| WHAT IS REQUIRED |
Within the data below, copy each line where the string "icon" is found.

| DATA RECORDS |
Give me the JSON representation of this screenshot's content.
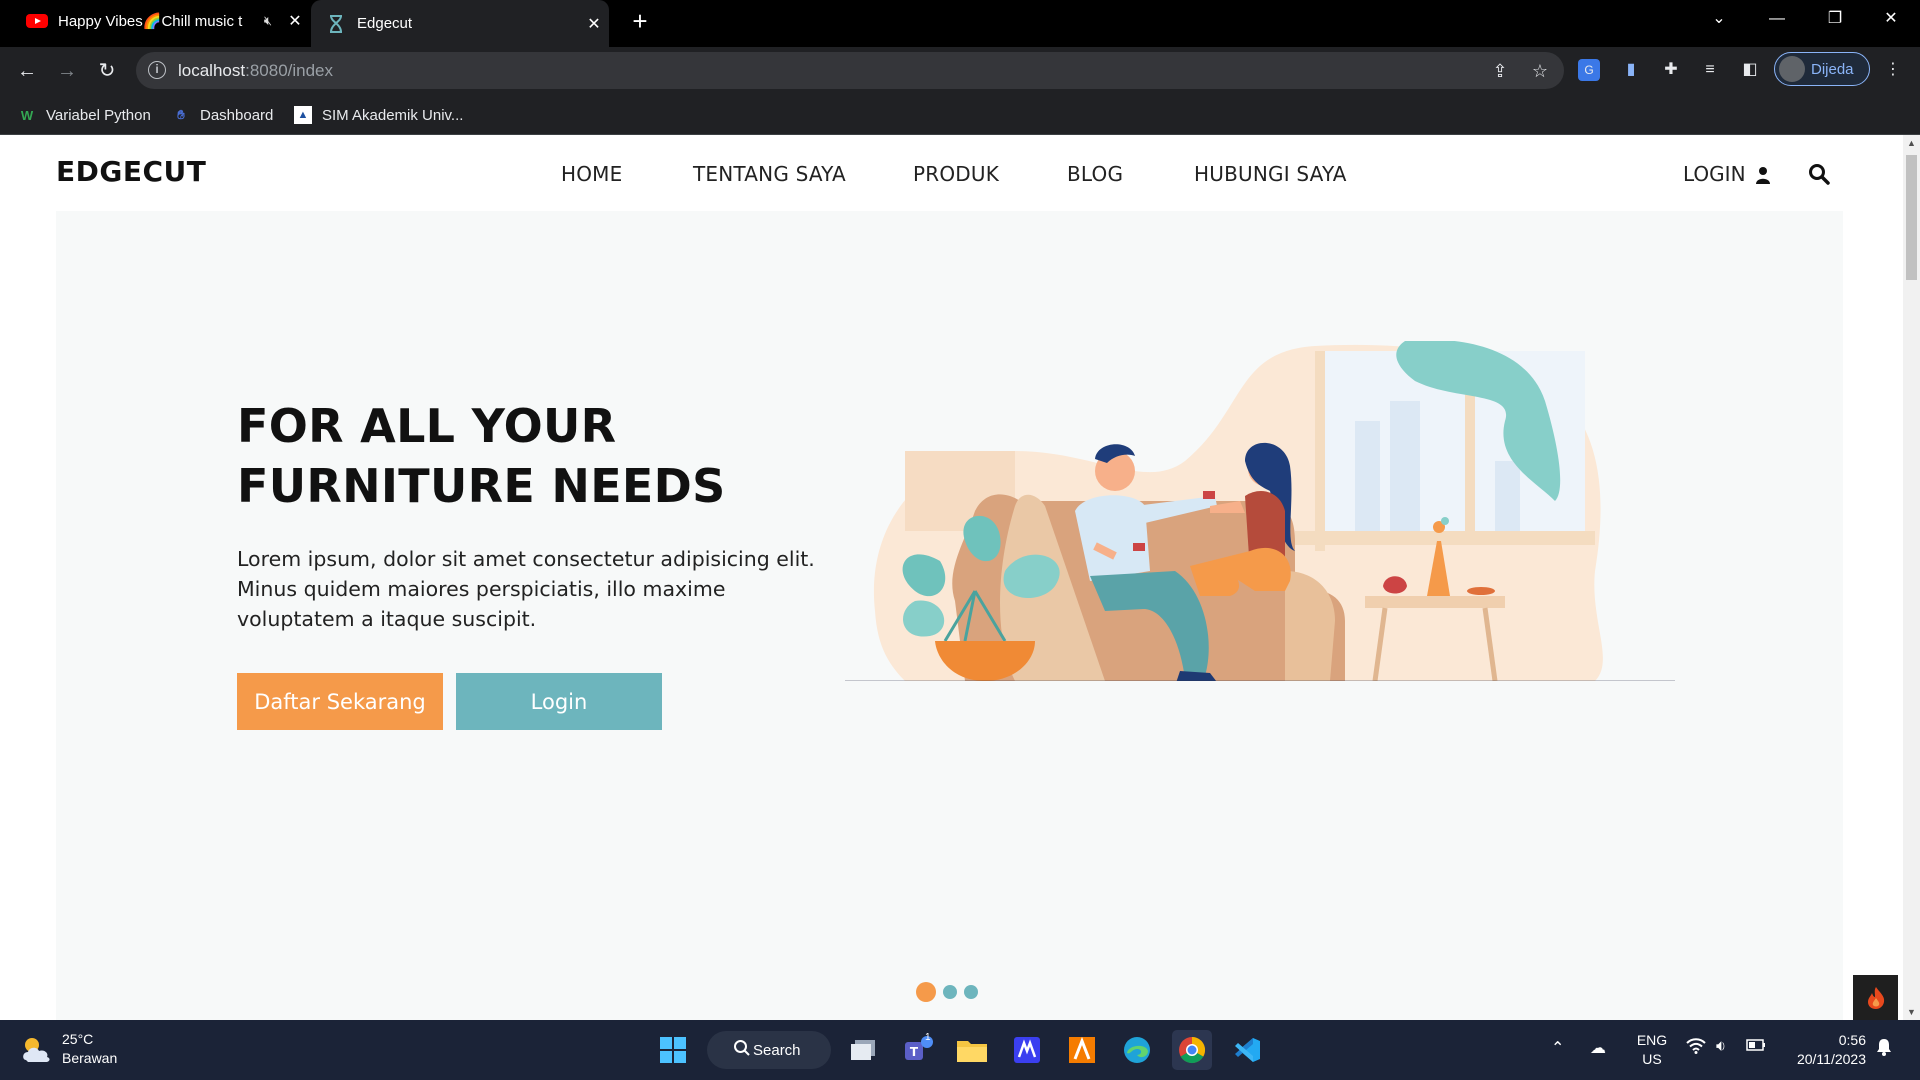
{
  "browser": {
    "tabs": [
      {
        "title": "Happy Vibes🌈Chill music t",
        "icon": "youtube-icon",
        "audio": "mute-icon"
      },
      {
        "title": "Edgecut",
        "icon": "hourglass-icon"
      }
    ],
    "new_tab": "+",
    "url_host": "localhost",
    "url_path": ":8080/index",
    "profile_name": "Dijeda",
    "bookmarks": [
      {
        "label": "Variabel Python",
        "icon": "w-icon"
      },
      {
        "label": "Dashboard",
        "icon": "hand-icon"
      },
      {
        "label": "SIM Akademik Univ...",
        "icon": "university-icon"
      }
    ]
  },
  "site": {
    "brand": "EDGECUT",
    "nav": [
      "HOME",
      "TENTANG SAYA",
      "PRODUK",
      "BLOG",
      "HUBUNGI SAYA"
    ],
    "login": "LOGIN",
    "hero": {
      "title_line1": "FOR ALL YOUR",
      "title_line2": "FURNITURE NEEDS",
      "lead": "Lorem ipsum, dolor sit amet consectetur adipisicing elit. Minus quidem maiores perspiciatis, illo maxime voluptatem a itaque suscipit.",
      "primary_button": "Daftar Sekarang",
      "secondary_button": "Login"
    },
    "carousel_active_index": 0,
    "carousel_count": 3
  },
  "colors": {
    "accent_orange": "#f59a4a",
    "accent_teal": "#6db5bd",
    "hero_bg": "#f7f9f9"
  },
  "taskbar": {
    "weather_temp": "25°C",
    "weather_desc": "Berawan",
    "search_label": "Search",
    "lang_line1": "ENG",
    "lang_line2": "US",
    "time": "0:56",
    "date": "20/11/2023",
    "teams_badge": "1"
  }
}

| ANSWER SECTION |
        "icon": "youtube-icon",
        "audio": "mute-icon"
        "icon": "hourglass-icon"
        "icon": "w-icon"
        "icon": "hand-icon"
        "icon": "university-icon"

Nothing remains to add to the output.